Tuesday, April 24, 2012

Dead Arm - Q&A

Dead Arm question.


Not the wine, the Eutypa version! What causes it, and how best to deal with it? I could of course look it up but who needs to be resourceful when you have the DJ's?!


Thanks in advance.

Kristoff


Hi Kris,

Eutypa is present in many vineyards- of all ages.

All wine grape varieties are susceptible to Eutypa Dieback along with many other plants including Almonds, pome fruit trees and willows. All can be a source of disease.

Eutypa dieback of grapevine caused by Eutypa lata. Courtesy G. Munkvold
Eutypa is caused by the fungus Eutypa lata. The fungus produces ascospores on old infected wood and is spread by rain splash traveling on the wind.

The spores are able to travel large distances and can infect fresh, unprotected wounds, such as those left by pruning cuts. Spores are produced all year but can only infect fresh cuts during wet weather.

Treating exposed trunk wounds with particular fungicides or physical paint based barriers will prevent Eutypa dieback infection and is a recommended practice where cuts greater than 20 mm are needed. Click here for information on wound protection - http://www.sardi.sa.gov.au/pdfserve/hort/hort_crops/grapes/eutypa_trunk_disease/eu_pruningwound_fung.pdf

Once a vine is infected with Eutypa the only method currently available to growers to eradicate the fungus, is to remove infected tissue using remedial surgery. There are two main approaches to remedial surgery.

i) Cutting off the trunk at least 10 cm below any signs of obvious infection and training up a watershoot or grafting.

Remedial surgery - (c) SARDI
ii) Training a healthy shoot from the base of the trunk and removing the infected trunk once the new shoot begins cropping. Click here for more tips on remedial surgery.

Once inside the vine the fungus slowly grows spreading over a period of years along cordons and down to the trunk. Eutypa moves along the vines water-plumbing (the xylem).

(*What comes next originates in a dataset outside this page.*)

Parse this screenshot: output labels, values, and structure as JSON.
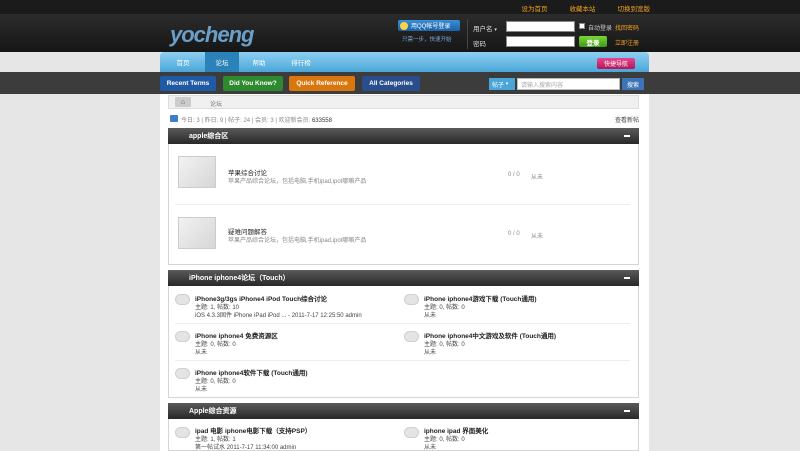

Eutypa dieback causes characteristic stunted shoots, most obvious in spring, small bunches and in cross-section, a wedge of discoloured dead wood. It contributes to the decline of vineyards by reducing growth and yield. Bunches are smaller from a Eutypa infected vine, compared to healthy vines. Eventually Eutypa will kill vines.

Eutypa infection can be prevented by avoiding pruning cuts during wet weather. Pruning cuts made in early winter remain susceptible to the disease for some weeks, while those made in early spring heal much quicker.

If possible delay pruning until August for high risk blocks or those already showing signs of the disease - http://www.sardi.sa.gov.au/pages/hort/hort_crops/grapes/eutypa_trunk_disease/eutypapage1.htm

3 comments:

Anonymous said...

I would like to ask a similar question with a slight modification.

I bought an old vineyard with some 80 year old bush vine grenache. Half of the vines are dead or missing and I think half of the remaining ones have the symptoms of Eutypa. I want to do my best and try to save as many old vines as possible, and here is my question:
I read a lot about rejuvenating an old vineyard and some authors recommend to cut the trunk almost to the ground so the root system will send some new shoots close to the cut.
Is this really possible, would the vines produce new growth from the old trunk?
Any suggestions are more than welcome.

Thanks

Stan

James Hook said...

Hi Stan,

Vinifera is basically a weed its harder to kill than you think.

Having said that it would be risky to cut at ground level.

If they are 80 years old the root system will be massive which will help.

Before you get the chainsaw out get someone in the know to assess the yard and get a plan together. Most old vineyards like yours just aren't viable.

But if your thing is making Old Vine Grenache then it might be doable.

Personally rather than risk a failure with the few remaining vines I'd start by training a water shoot up (maybe 2)from near ground level, you might have to do a hard prune of the head to encourage this.

When you've got some viable shoots then cut the head off the next year. The following year (year 3) the stump will go nuts with new shoots with any luck.

Of course I'm assuming the Eutypa is removed if you do get to the cutting stage.

Anonymous said...

Thank you for the advise.

Following that I already organised for two experienced people to come and have a look at the vines.

Cheers

Stan